What Is a Slot?


A slot is a thin opening in something. It is the place where you put letters or postcards into at the post office, for example. A slot can also refer to a position in a group, series or sequence, for example, “a student is in the third slot.”

In sports, a slot is a wide receiver who lines up just off the line of scrimmage. In order to play this position, a player must have a lot of speed and agility. They must also be able to run complex routes and evade tackles. In addition to their speed, slot receivers need to be able to catch the ball in traffic.

Many states have legalized some form of gambling, and in most cases this includes slot machines. These machines accept cash or, in the case of ticket-in, ticket-out machines, a paper ticket with a barcode. The player then presses a button or lever (either physical or on a touchscreen) to activate the reels. The symbols then appear on the screen and if they match a winning combination, the player earns credits based on the paytable. Most slots have a theme, and the symbols and bonus features are aligned with that theme.

Originally, all slot machines used revolving mechanical reels to display and determine results. The number of possible combinations was limited by the fact that each physical reel only had a certain number of stops, usually 10. As technology evolved, however, manufacturers were able to incorporate electronic components into their machines and weight particular symbols so they appeared more frequently on the payline than they actually would on the physical reels. This allowed for larger jackpots and more frequent payouts, but still limited the number of possible outcomes.

In addition to the traditional reels, some slot machines have a video screen.
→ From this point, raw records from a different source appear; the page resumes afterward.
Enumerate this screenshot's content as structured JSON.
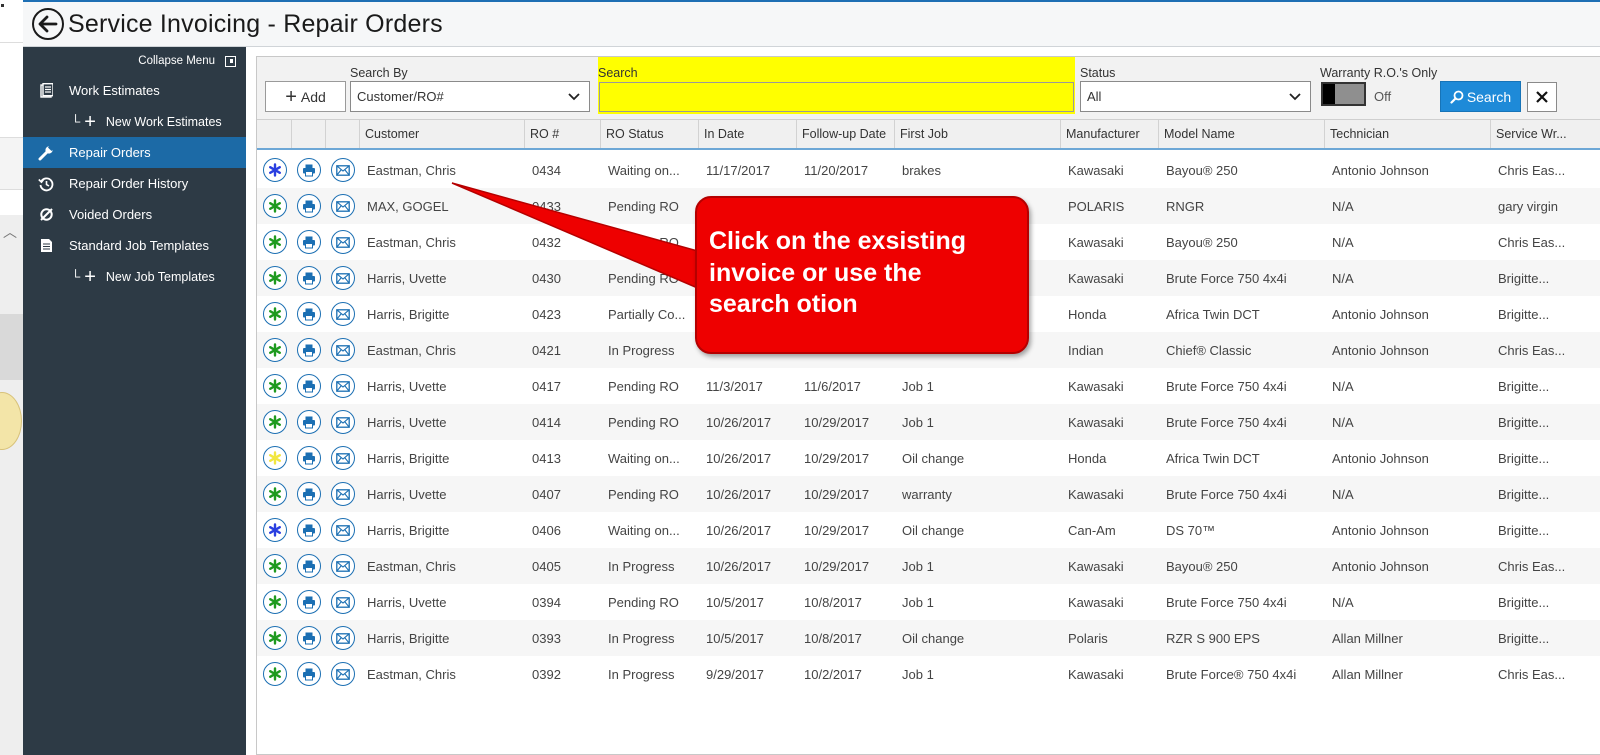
{
  "window": {
    "title": "Service Invoicing - Repair Orders"
  },
  "sidebar": {
    "collapse_label": "Collapse Menu",
    "items": [
      {
        "label": "Work Estimates",
        "icon": "document-icon"
      },
      {
        "label": "New Work Estimates",
        "icon": "plus-icon"
      },
      {
        "label": "Repair Orders",
        "icon": "wrench-icon",
        "active": true
      },
      {
        "label": "Repair Order History",
        "icon": "history-icon"
      },
      {
        "label": "Voided Orders",
        "icon": "void-icon"
      },
      {
        "label": "Standard Job Templates",
        "icon": "template-icon"
      },
      {
        "label": "New Job Templates",
        "icon": "plus-icon"
      }
    ]
  },
  "toolbar": {
    "add_label": "Add",
    "search_by_label": "Search By",
    "search_by_value": "Customer/RO#",
    "search_label": "Search",
    "search_value": "",
    "status_label": "Status",
    "status_value": "All",
    "warranty_label": "Warranty R.O.'s Only",
    "warranty_state": "Off",
    "search_button": "Search"
  },
  "table": {
    "columns": [
      "Customer",
      "RO #",
      "RO Status",
      "In Date",
      "Follow-up Date",
      "First Job",
      "Manufacturer",
      "Model Name",
      "Technician",
      "Service Wr..."
    ],
    "rows": [
      {
        "status_color": "blue",
        "customer": "Eastman, Chris",
        "ro": "0434",
        "status": "Waiting on...",
        "in_date": "11/17/2017",
        "followup": "11/20/2017",
        "job": "brakes",
        "mfr": "Kawasaki",
        "model": "Bayou® 250",
        "tech": "Antonio Johnson",
        "writer": "Chris Eas..."
      },
      {
        "status_color": "green",
        "customer": "MAX, GOGEL",
        "ro": "0433",
        "status": "Pending RO",
        "in_date": "",
        "followup": "",
        "job": "",
        "mfr": "POLARIS",
        "model": "RNGR",
        "tech": "N/A",
        "writer": "gary virgin"
      },
      {
        "status_color": "green",
        "customer": "Eastman, Chris",
        "ro": "0432",
        "status": "Pending RO",
        "in_date": "",
        "followup": "",
        "job": "",
        "mfr": "Kawasaki",
        "model": "Bayou® 250",
        "tech": "N/A",
        "writer": "Chris Eas..."
      },
      {
        "status_color": "green",
        "customer": "Harris, Uvette",
        "ro": "0430",
        "status": "Pending RO",
        "in_date": "",
        "followup": "",
        "job": "",
        "mfr": "Kawasaki",
        "model": "Brute Force 750 4x4i",
        "tech": "N/A",
        "writer": "Brigitte..."
      },
      {
        "status_color": "green",
        "customer": "Harris, Brigitte",
        "ro": "0423",
        "status": "Partially Co...",
        "in_date": "",
        "followup": "",
        "job": "",
        "mfr": "Honda",
        "model": "Africa Twin DCT",
        "tech": "Antonio Johnson",
        "writer": "Brigitte..."
      },
      {
        "status_color": "green",
        "customer": "Eastman, Chris",
        "ro": "0421",
        "status": "In Progress",
        "in_date": "",
        "followup": "",
        "job": "",
        "mfr": "Indian",
        "model": "Chief® Classic",
        "tech": "Antonio Johnson",
        "writer": "Chris Eas..."
      },
      {
        "status_color": "green",
        "customer": "Harris, Uvette",
        "ro": "0417",
        "status": "Pending RO",
        "in_date": "11/3/2017",
        "followup": "11/6/2017",
        "job": "Job 1",
        "mfr": "Kawasaki",
        "model": "Brute Force 750 4x4i",
        "tech": "N/A",
        "writer": "Brigitte..."
      },
      {
        "status_color": "green",
        "customer": "Harris, Uvette",
        "ro": "0414",
        "status": "Pending RO",
        "in_date": "10/26/2017",
        "followup": "10/29/2017",
        "job": "Job 1",
        "mfr": "Kawasaki",
        "model": "Brute Force 750 4x4i",
        "tech": "N/A",
        "writer": "Brigitte..."
      },
      {
        "status_color": "yellow",
        "customer": "Harris, Brigitte",
        "ro": "0413",
        "status": "Waiting on...",
        "in_date": "10/26/2017",
        "followup": "10/29/2017",
        "job": "Oil change",
        "mfr": "Honda",
        "model": "Africa Twin DCT",
        "tech": "Antonio Johnson",
        "writer": "Brigitte..."
      },
      {
        "status_color": "green",
        "customer": "Harris, Uvette",
        "ro": "0407",
        "status": "Pending RO",
        "in_date": "10/26/2017",
        "followup": "10/29/2017",
        "job": "warranty",
        "mfr": "Kawasaki",
        "model": "Brute Force 750 4x4i",
        "tech": "N/A",
        "writer": "Brigitte..."
      },
      {
        "status_color": "blue",
        "customer": "Harris, Brigitte",
        "ro": "0406",
        "status": "Waiting on...",
        "in_date": "10/26/2017",
        "followup": "10/29/2017",
        "job": "Oil change",
        "mfr": "Can-Am",
        "model": "DS 70™",
        "tech": "Antonio Johnson",
        "writer": "Brigitte..."
      },
      {
        "status_color": "green",
        "customer": "Eastman, Chris",
        "ro": "0405",
        "status": "In Progress",
        "in_date": "10/26/2017",
        "followup": "10/29/2017",
        "job": "Job 1",
        "mfr": "Kawasaki",
        "model": "Bayou® 250",
        "tech": "Antonio Johnson",
        "writer": "Chris Eas..."
      },
      {
        "status_color": "green",
        "customer": "Harris, Uvette",
        "ro": "0394",
        "status": "Pending RO",
        "in_date": "10/5/2017",
        "followup": "10/8/2017",
        "job": "Job 1",
        "mfr": "Kawasaki",
        "model": "Brute Force 750 4x4i",
        "tech": "N/A",
        "writer": "Brigitte..."
      },
      {
        "status_color": "green",
        "customer": "Harris, Brigitte",
        "ro": "0393",
        "status": "In Progress",
        "in_date": "10/5/2017",
        "followup": "10/8/2017",
        "job": "Oil change",
        "mfr": "Polaris",
        "model": "RZR S 900 EPS",
        "tech": "Allan Millner",
        "writer": "Brigitte..."
      },
      {
        "status_color": "green",
        "customer": "Eastman, Chris",
        "ro": "0392",
        "status": "In Progress",
        "in_date": "9/29/2017",
        "followup": "10/2/2017",
        "job": "Job 1",
        "mfr": "Kawasaki",
        "model": "Brute Force® 750 4x4i",
        "tech": "Allan Millner",
        "writer": "Chris Eas..."
      }
    ]
  },
  "callout": {
    "lines": [
      "Click on the exsisting",
      "invoice or use the",
      "search otion"
    ]
  },
  "colors": {
    "sidebar_bg": "#2d3a45",
    "active_nav": "#1c6aa6",
    "search_highlight": "#ffff00",
    "search_button": "#1e8ad8",
    "callout": "#ee0000",
    "status_green": "#1f9a1f",
    "status_blue": "#2a3fe0",
    "status_yellow": "#f2e640"
  }
}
While these screens aren’t as large as the ones on a computer or TV, they can offer a more immersive and engaging experience for players. They also allow for additional game features, such as mini-games or bonus rounds.

Before playing any slot machine, it’s important to check its RTP rate. The return-to-player percentage is a figure that tells you how much, on average, a slot will pay out in relation to the bets placed on it. It is not a guarantee that you will win, but it is an excellent indicator of how likely you are to get your money back over time. The higher the RTP rate, the better your chances of winning. The best slots typically have RTP rates of 94% to 96%.